=== WHAT YOU SHOULD DO ===
Determine how many lines in the listing hold "chevron" and give only that number.

=== PROVIDED RECORDS ===
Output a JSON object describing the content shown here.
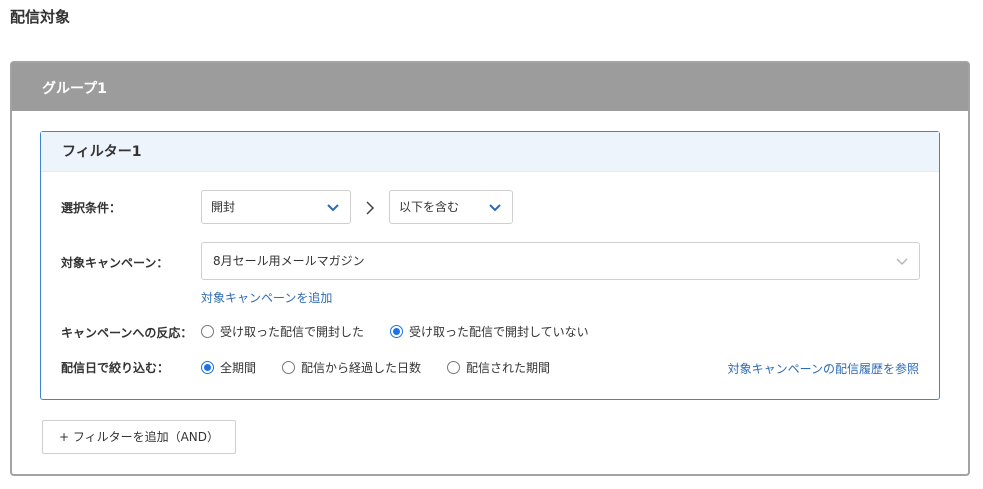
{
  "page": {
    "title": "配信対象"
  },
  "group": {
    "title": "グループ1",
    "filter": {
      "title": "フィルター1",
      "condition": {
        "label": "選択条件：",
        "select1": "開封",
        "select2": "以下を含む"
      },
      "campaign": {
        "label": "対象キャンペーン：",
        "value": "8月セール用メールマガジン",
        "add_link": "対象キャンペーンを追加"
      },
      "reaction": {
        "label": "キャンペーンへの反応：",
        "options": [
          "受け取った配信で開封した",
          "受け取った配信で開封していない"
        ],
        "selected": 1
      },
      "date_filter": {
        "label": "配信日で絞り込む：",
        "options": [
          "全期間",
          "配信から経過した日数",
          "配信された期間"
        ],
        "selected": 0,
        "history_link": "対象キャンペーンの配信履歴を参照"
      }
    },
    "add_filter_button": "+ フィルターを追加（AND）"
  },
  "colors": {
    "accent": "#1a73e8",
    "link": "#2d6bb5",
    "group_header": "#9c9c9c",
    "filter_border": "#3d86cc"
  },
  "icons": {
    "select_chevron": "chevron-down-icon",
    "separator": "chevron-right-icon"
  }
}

=== OUTPUT FOR THIS TASK ===
2